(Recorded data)
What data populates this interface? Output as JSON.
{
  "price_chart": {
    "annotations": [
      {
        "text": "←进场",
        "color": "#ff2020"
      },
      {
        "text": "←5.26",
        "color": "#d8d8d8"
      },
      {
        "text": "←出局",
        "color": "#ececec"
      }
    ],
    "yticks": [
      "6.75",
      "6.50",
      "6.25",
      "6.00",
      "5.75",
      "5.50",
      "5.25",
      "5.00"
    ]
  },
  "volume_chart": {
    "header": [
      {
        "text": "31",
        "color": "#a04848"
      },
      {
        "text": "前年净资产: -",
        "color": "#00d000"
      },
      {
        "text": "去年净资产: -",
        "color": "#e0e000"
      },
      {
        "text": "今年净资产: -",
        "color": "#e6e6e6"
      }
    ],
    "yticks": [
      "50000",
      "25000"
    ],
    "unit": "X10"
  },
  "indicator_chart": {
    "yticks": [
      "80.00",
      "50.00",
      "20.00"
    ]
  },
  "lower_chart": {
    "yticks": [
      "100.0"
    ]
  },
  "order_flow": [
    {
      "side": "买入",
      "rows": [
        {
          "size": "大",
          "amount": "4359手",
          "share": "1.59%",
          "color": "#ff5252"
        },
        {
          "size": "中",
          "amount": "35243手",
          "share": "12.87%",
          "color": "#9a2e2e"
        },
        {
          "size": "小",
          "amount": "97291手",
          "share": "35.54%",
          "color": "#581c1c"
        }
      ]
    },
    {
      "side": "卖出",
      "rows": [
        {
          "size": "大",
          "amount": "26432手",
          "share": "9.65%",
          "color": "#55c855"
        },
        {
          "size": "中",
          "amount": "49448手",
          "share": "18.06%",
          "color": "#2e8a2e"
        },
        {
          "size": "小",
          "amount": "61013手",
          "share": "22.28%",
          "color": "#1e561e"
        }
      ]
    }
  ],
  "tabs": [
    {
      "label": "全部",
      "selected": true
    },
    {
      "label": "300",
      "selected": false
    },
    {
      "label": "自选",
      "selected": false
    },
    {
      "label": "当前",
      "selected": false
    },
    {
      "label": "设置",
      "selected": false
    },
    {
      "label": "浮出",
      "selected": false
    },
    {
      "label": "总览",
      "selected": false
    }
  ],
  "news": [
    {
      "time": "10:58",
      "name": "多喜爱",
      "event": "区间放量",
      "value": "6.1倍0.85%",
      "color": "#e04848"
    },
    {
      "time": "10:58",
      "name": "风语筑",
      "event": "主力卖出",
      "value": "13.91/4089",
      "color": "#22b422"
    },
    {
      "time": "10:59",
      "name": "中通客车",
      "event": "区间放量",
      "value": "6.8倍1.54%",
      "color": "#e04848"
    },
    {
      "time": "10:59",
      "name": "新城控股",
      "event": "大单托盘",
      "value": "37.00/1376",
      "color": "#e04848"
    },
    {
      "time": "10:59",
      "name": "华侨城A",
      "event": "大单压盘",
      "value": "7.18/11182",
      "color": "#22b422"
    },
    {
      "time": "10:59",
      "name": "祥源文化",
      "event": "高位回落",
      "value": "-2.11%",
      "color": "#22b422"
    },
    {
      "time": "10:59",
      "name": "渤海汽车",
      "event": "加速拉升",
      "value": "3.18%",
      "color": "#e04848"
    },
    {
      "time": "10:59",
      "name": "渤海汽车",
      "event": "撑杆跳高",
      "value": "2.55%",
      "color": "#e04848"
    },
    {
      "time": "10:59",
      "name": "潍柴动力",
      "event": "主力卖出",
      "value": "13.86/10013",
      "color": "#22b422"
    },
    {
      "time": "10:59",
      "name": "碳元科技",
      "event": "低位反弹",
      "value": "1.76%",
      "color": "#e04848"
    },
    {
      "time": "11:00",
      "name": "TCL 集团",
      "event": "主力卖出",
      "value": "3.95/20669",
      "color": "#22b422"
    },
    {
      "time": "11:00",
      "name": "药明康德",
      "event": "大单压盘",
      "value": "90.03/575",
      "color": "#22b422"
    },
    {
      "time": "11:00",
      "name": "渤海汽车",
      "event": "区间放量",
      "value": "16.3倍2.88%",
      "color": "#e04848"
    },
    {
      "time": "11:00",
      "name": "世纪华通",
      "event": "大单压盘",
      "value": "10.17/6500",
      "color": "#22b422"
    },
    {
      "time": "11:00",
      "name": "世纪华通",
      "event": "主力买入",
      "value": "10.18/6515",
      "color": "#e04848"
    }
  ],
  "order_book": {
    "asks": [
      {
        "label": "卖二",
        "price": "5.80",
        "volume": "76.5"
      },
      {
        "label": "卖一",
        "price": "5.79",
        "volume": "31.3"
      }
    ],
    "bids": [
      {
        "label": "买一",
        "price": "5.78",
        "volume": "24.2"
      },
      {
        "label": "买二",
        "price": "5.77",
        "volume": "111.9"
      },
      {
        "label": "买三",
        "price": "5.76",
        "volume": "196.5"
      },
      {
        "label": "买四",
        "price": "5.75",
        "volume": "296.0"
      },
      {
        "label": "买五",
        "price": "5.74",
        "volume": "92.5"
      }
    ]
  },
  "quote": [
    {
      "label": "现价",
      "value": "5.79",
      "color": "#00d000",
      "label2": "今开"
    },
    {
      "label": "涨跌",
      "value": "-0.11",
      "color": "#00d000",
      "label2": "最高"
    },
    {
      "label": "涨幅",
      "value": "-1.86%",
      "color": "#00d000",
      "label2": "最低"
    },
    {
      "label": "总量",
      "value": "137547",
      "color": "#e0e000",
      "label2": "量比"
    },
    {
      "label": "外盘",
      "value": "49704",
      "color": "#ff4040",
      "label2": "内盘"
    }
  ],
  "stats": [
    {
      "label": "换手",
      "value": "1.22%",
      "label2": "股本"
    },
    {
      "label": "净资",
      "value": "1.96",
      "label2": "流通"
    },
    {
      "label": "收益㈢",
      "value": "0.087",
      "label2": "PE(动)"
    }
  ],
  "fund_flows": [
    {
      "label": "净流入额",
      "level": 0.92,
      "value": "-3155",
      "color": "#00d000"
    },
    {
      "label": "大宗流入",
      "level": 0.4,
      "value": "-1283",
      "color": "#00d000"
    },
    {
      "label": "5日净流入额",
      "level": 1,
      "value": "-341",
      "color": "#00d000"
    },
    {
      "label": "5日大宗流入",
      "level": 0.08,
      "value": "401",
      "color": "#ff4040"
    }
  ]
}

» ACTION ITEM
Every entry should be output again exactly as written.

» REPLY
What data populates this interface? Output as JSON.
{
  "price_chart": {
    "annotations": [
      {
        "text": "←进场",
        "color": "#ff2020"
      },
      {
        "text": "←5.26",
        "color": "#d8d8d8"
      },
      {
        "text": "←出局",
        "color": "#ececec"
      }
    ],
    "yticks": [
      "6.75",
      "6.50",
      "6.25",
      "6.00",
      "5.75",
      "5.50",
      "5.25",
      "5.00"
    ]
  },
  "volume_chart": {
    "header": [
      {
        "text": "31",
        "color": "#a04848"
      },
      {
        "text": "前年净资产: -",
        "color": "#00d000"
      },
      {
        "text": "去年净资产: -",
        "color": "#e0e000"
      },
      {
        "text": "今年净资产: -",
        "color": "#e6e6e6"
      }
    ],
    "yticks": [
      "50000",
      "25000"
    ],
    "unit": "X10"
  },
  "indicator_chart": {
    "yticks": [
      "80.00",
      "50.00",
      "20.00"
    ]
  },
  "lower_chart": {
    "yticks": [
      "100.0"
    ]
  },
  "order_flow": [
    {
      "side": "买入",
      "rows": [
        {
          "size": "大",
          "amount": "4359手",
          "share": "1.59%",
          "color": "#ff5252"
        },
        {
          "size": "中",
          "amount": "35243手",
          "share": "12.87%",
          "color": "#9a2e2e"
        },
        {
          "size": "小",
          "amount": "97291手",
          "share": "35.54%",
          "color": "#581c1c"
        }
      ]
    },
    {
      "side": "卖出",
      "rows": [
        {
          "size": "大",
          "amount": "26432手",
          "share": "9.65%",
          "color": "#55c855"
        },
        {
          "size": "中",
          "amount": "49448手",
          "share": "18.06%",
          "color": "#2e8a2e"
        },
        {
          "size": "小",
          "amount": "61013手",
          "share": "22.28%",
          "color": "#1e561e"
        }
      ]
    }
  ],
  "tabs": [
    {
      "label": "全部",
      "selected": true
    },
    {
      "label": "300",
      "selected": false
    },
    {
      "label": "自选",
      "selected": false
    },
    {
      "label": "当前",
      "selected": false
    },
    {
      "label": "设置",
      "selected": false
    },
    {
      "label": "浮出",
      "selected": false
    },
    {
      "label": "总览",
      "selected": false
    }
  ],
  "news": [
    {
      "time": "10:58",
      "name": "多喜爱",
      "event": "区间放量",
      "value": "6.1倍0.85%",
      "color": "#e04848"
    },
    {
      "time": "10:58",
      "name": "风语筑",
      "event": "主力卖出",
      "value": "13.91/4089",
      "color": "#22b422"
    },
    {
      "time": "10:59",
      "name": "中通客车",
      "event": "区间放量",
      "value": "6.8倍1.54%",
      "color": "#e04848"
    },
    {
      "time": "10:59",
      "name": "新城控股",
      "event": "大单托盘",
      "value": "37.00/1376",
      "color": "#e04848"
    },
    {
      "time": "10:59",
      "name": "华侨城A",
      "event": "大单压盘",
      "value": "7.18/11182",
      "color": "#22b422"
    },
    {
      "time": "10:59",
      "name": "祥源文化",
      "event": "高位回落",
      "value": "-2.11%",
      "color": "#22b422"
    },
    {
      "time": "10:59",
      "name": "渤海汽车",
      "event": "加速拉升",
      "value": "3.18%",
      "color": "#e04848"
    },
    {
      "time": "10:59",
      "name": "渤海汽车",
      "event": "撑杆跳高",
      "value": "2.55%",
      "color": "#e04848"
    },
    {
      "time": "10:59",
      "name": "潍柴动力",
      "event": "主力卖出",
      "value": "13.86/10013",
      "color": "#22b422"
    },
    {
      "time": "10:59",
      "name": "碳元科技",
      "event": "低位反弹",
      "value": "1.76%",
      "color": "#e04848"
    },
    {
      "time": "11:00",
      "name": "TCL 集团",
      "event": "主力卖出",
      "value": "3.95/20669",
      "color": "#22b422"
    },
    {
      "time": "11:00",
      "name": "药明康德",
      "event": "大单压盘",
      "value": "90.03/575",
      "color": "#22b422"
    },
    {
      "time": "11:00",
      "name": "渤海汽车",
      "event": "区间放量",
      "value": "16.3倍2.88%",
      "color": "#e04848"
    },
    {
      "time": "11:00",
      "name": "世纪华通",
      "event": "大单压盘",
      "value": "10.17/6500",
      "color": "#22b422"
    },
    {
      "time": "11:00",
      "name": "世纪华通",
      "event": "主力买入",
      "value": "10.18/6515",
      "color": "#e04848"
    }
  ],
  "order_book": {
    "asks": [
      {
        "label": "卖二",
        "price": "5.80",
        "volume": "76.5"
      },
      {
        "label": "卖一",
        "price": "5.79",
        "volume": "31.3"
      }
    ],
    "bids": [
      {
        "label": "买一",
        "price": "5.78",
        "volume": "24.2"
      },
      {
        "label": "买二",
        "price": "5.77",
        "volume": "111.9"
      },
      {
        "label": "买三",
        "price": "5.76",
        "volume": "196.5"
      },
      {
        "label": "买四",
        "price": "5.75",
        "volume": "296.0"
      },
      {
        "label": "买五",
        "price": "5.74",
        "volume": "92.5"
      }
    ]
  },
  "quote": [
    {
      "label": "现价",
      "value": "5.79",
      "color": "#00d000",
      "label2": "今开"
    },
    {
      "label": "涨跌",
      "value": "-0.11",
      "color": "#00d000",
      "label2": "最高"
    },
    {
      "label": "涨幅",
      "value": "-1.86%",
      "color": "#00d000",
      "label2": "最低"
    },
    {
      "label": "总量",
      "value": "137547",
      "color": "#e0e000",
      "label2": "量比"
    },
    {
      "label": "外盘",
      "value": "49704",
      "color": "#ff4040",
      "label2": "内盘"
    }
  ],
  "stats": [
    {
      "label": "换手",
      "value": "1.22%",
      "label2": "股本"
    },
    {
      "label": "净资",
      "value": "1.96",
      "label2": "流通"
    },
    {
      "label": "收益㈢",
      "value": "0.087",
      "label2": "PE(动)"
    }
  ],
  "fund_flows": [
    {
      "label": "净流入额",
      "level": 0.92,
      "value": "-3155",
      "color": "#00d000"
    },
    {
      "label": "大宗流入",
      "level": 0.4,
      "value": "-1283",
      "color": "#00d000"
    },
    {
      "label": "5日净流入额",
      "level": 1,
      "value": "-341",
      "color": "#00d000"
    },
    {
      "label": "5日大宗流入",
      "level": 0.08,
      "value": "401",
      "color": "#ff4040"
    }
  ]
}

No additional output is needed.